• [What needs to be done]
Starting at the line that contains "Extract the structured" and ending at the final line of the entries below, write out each line exactly as it appears, but omit the pictures.

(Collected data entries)
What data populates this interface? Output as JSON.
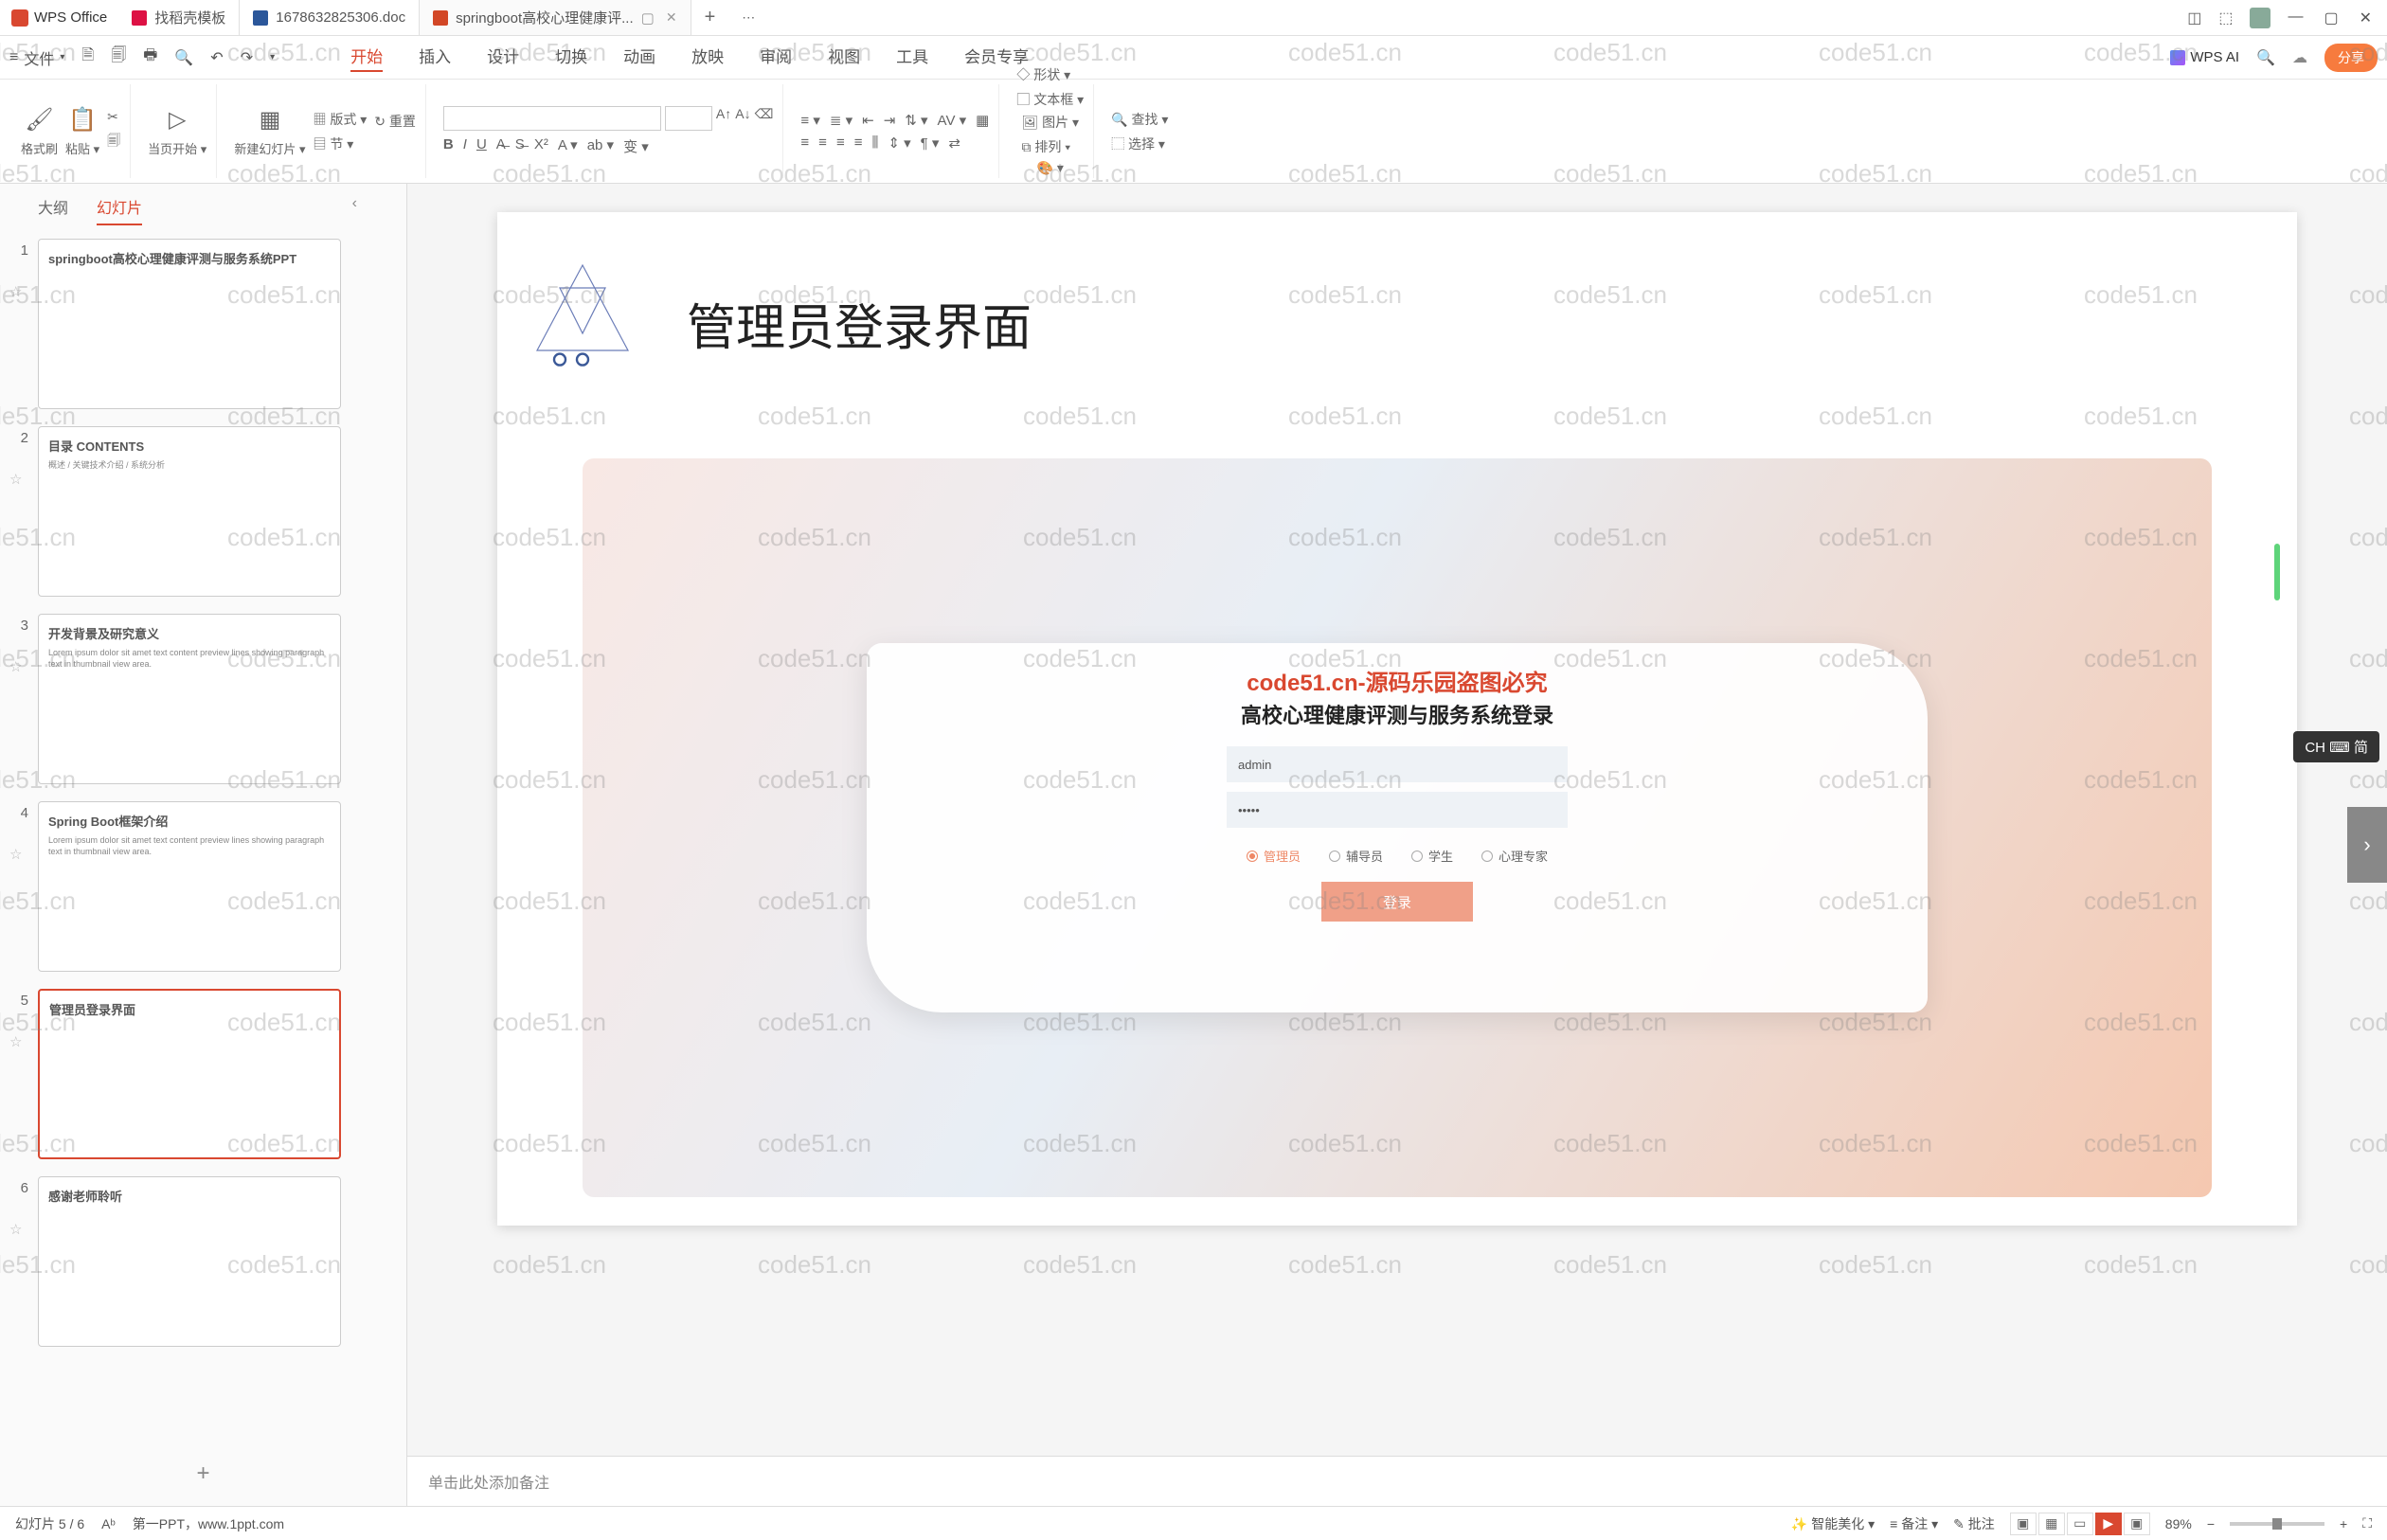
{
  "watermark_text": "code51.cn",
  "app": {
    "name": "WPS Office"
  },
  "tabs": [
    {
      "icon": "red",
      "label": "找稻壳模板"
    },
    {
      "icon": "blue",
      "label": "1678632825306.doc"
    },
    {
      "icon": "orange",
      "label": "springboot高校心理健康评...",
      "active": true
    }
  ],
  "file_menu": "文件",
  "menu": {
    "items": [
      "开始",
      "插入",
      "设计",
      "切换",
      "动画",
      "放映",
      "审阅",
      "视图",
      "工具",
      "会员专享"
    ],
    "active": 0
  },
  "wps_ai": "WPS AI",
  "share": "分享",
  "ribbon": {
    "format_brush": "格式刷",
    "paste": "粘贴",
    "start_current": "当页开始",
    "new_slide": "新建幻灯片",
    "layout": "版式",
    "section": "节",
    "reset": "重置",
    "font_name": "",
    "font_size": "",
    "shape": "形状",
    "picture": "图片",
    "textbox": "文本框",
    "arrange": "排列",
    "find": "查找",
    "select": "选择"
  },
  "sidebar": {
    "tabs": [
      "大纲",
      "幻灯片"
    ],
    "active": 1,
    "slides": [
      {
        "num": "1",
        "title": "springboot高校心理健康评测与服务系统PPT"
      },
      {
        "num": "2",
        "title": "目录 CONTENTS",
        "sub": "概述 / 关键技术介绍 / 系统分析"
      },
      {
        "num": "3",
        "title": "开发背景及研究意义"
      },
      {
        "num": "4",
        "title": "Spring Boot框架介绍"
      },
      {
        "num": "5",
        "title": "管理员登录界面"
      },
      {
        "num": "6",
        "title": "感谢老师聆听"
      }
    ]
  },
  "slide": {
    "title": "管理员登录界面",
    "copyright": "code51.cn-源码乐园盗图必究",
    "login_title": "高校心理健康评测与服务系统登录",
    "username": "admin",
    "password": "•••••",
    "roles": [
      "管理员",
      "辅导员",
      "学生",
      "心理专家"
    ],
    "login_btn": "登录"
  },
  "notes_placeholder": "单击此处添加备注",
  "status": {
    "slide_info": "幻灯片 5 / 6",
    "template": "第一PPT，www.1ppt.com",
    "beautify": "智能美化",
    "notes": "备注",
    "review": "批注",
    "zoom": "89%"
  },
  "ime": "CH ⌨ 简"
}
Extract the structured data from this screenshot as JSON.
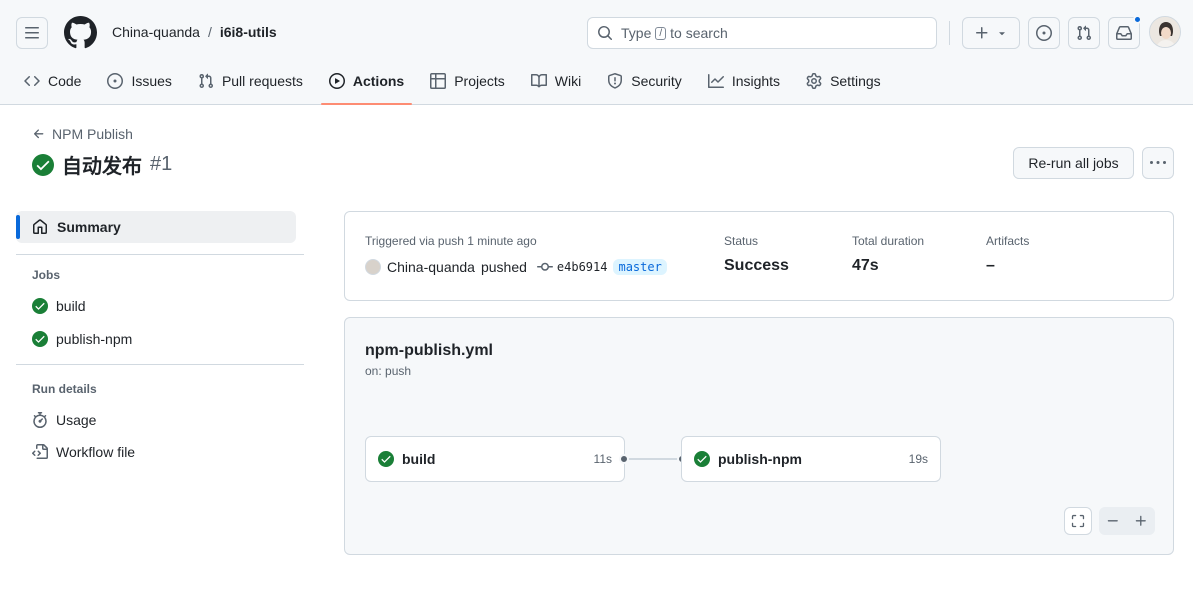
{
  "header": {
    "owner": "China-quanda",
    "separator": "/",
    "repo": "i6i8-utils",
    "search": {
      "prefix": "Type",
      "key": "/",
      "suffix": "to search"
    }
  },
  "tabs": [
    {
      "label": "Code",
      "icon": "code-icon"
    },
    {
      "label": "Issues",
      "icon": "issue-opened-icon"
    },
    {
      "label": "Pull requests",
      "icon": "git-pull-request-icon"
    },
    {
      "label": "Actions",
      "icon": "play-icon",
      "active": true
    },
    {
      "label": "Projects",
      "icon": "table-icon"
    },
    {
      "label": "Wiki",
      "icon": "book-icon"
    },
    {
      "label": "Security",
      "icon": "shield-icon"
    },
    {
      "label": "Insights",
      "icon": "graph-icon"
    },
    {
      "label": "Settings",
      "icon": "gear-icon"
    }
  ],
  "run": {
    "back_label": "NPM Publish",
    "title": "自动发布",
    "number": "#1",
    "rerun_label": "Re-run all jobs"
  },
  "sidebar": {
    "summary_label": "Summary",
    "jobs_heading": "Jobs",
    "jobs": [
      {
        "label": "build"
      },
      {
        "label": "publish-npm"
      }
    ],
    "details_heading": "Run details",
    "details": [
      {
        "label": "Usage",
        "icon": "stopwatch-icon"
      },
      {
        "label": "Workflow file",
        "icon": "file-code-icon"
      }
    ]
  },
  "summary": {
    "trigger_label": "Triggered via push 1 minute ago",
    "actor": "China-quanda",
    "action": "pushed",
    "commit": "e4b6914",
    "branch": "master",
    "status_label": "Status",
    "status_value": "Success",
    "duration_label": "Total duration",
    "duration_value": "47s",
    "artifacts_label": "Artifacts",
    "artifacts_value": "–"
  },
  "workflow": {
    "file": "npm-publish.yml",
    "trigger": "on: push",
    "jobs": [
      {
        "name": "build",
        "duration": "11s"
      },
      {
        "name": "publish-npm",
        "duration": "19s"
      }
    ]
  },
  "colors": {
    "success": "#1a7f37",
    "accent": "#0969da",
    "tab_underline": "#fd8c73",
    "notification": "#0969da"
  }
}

• [Your solution]
Extract the structured data from this screenshot as JSON.
{
  "header": {
    "owner": "China-quanda",
    "separator": "/",
    "repo": "i6i8-utils",
    "search": {
      "prefix": "Type",
      "key": "/",
      "suffix": "to search"
    }
  },
  "tabs": [
    {
      "label": "Code",
      "icon": "code-icon"
    },
    {
      "label": "Issues",
      "icon": "issue-opened-icon"
    },
    {
      "label": "Pull requests",
      "icon": "git-pull-request-icon"
    },
    {
      "label": "Actions",
      "icon": "play-icon",
      "active": true
    },
    {
      "label": "Projects",
      "icon": "table-icon"
    },
    {
      "label": "Wiki",
      "icon": "book-icon"
    },
    {
      "label": "Security",
      "icon": "shield-icon"
    },
    {
      "label": "Insights",
      "icon": "graph-icon"
    },
    {
      "label": "Settings",
      "icon": "gear-icon"
    }
  ],
  "run": {
    "back_label": "NPM Publish",
    "title": "自动发布",
    "number": "#1",
    "rerun_label": "Re-run all jobs"
  },
  "sidebar": {
    "summary_label": "Summary",
    "jobs_heading": "Jobs",
    "jobs": [
      {
        "label": "build"
      },
      {
        "label": "publish-npm"
      }
    ],
    "details_heading": "Run details",
    "details": [
      {
        "label": "Usage",
        "icon": "stopwatch-icon"
      },
      {
        "label": "Workflow file",
        "icon": "file-code-icon"
      }
    ]
  },
  "summary": {
    "trigger_label": "Triggered via push 1 minute ago",
    "actor": "China-quanda",
    "action": "pushed",
    "commit": "e4b6914",
    "branch": "master",
    "status_label": "Status",
    "status_value": "Success",
    "duration_label": "Total duration",
    "duration_value": "47s",
    "artifacts_label": "Artifacts",
    "artifacts_value": "–"
  },
  "workflow": {
    "file": "npm-publish.yml",
    "trigger": "on: push",
    "jobs": [
      {
        "name": "build",
        "duration": "11s"
      },
      {
        "name": "publish-npm",
        "duration": "19s"
      }
    ]
  },
  "colors": {
    "success": "#1a7f37",
    "accent": "#0969da",
    "tab_underline": "#fd8c73",
    "notification": "#0969da"
  }
}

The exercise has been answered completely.